Mothers, Fathers, and Guardians
Ages 0–12 Months: When you bond with your baby, you foster and teach trust. Holding your baby, smiling at them, talking, reading and singing to them, and meeting their needs all help to build attachment and security. Early experiences build the foundation for social skills and healthy relationships with others.
Ages 1–3 Years: Toddlers often engage in “parallel play” with others, which means that they enjoy being around others even if they are not always interacting with them. At this age, children begin to express strong emotions — both positive and negative — and may become aggressive when frustrated. “No” may become a favorite word; help children find words for feelings to build a vocabulary for self-control. Starting at around 24 months, children become more aware of a variety of feelings (their own and others’), expressing both compassion and frustration.

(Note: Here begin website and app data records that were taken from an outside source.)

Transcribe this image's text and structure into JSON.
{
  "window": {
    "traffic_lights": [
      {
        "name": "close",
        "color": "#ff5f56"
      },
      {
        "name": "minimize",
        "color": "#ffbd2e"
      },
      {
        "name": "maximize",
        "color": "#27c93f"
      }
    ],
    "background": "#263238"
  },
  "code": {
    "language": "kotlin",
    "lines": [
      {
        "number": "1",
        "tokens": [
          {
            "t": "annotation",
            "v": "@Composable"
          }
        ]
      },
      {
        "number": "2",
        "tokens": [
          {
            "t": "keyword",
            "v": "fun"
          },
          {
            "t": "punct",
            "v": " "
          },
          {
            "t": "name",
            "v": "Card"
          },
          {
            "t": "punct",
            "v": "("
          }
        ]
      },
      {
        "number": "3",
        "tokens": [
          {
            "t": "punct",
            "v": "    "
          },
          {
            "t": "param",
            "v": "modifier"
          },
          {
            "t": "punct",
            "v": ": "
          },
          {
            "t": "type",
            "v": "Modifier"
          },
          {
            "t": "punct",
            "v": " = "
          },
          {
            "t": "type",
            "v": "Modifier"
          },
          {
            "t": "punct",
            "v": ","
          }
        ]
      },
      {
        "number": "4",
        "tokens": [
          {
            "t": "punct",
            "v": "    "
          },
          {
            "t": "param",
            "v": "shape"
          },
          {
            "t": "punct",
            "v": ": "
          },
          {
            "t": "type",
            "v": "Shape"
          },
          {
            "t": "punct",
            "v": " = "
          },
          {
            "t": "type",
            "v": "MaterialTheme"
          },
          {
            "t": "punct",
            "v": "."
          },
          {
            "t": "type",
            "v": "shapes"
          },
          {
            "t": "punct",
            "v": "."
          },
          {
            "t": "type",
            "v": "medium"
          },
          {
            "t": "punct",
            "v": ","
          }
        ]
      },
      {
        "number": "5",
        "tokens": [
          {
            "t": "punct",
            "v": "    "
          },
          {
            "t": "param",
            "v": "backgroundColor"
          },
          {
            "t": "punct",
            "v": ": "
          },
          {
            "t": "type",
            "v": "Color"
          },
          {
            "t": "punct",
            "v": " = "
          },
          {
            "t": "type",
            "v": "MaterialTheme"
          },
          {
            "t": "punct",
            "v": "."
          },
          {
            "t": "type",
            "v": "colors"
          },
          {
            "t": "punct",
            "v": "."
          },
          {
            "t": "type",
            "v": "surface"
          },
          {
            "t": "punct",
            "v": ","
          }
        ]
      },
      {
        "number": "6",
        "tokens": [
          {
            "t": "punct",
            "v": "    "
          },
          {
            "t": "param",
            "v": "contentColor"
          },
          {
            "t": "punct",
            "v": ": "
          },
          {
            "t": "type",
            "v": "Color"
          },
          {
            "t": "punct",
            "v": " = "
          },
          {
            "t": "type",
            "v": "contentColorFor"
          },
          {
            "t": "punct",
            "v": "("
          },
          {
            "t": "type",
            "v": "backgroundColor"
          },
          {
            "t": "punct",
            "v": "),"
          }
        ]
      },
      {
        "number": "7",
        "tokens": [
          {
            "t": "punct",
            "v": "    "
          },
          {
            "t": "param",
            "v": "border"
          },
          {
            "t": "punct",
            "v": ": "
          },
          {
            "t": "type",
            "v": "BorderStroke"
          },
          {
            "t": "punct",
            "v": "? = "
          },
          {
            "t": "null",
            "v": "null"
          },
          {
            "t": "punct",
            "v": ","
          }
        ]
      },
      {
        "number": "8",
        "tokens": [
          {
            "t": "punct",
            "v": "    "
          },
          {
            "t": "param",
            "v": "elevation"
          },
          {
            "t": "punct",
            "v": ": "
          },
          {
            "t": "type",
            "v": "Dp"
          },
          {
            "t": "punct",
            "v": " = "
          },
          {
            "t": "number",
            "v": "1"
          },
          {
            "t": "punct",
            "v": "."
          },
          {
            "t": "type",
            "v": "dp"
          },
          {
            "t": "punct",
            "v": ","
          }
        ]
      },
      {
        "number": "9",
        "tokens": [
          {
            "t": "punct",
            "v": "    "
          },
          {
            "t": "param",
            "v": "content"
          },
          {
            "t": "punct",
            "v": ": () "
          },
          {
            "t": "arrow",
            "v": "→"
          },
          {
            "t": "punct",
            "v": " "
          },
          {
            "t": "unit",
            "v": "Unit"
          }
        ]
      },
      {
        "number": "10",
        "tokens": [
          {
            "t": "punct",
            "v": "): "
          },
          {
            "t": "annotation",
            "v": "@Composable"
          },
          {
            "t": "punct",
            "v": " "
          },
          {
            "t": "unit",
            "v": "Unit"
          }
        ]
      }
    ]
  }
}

Ages 3-5 Years: As vocabulary and emotional maturity grows, children are more able to express their feelings and start to control impulsive behavior. Developing rapidly are skills in listening, following directions and rules, and taking turns; positive behavior is reinforced by peers and others. To help nurture preschoolers’ social skills, talk to children when they misbehave, explaining the reasons for rules. Ask how they might have behaved differently.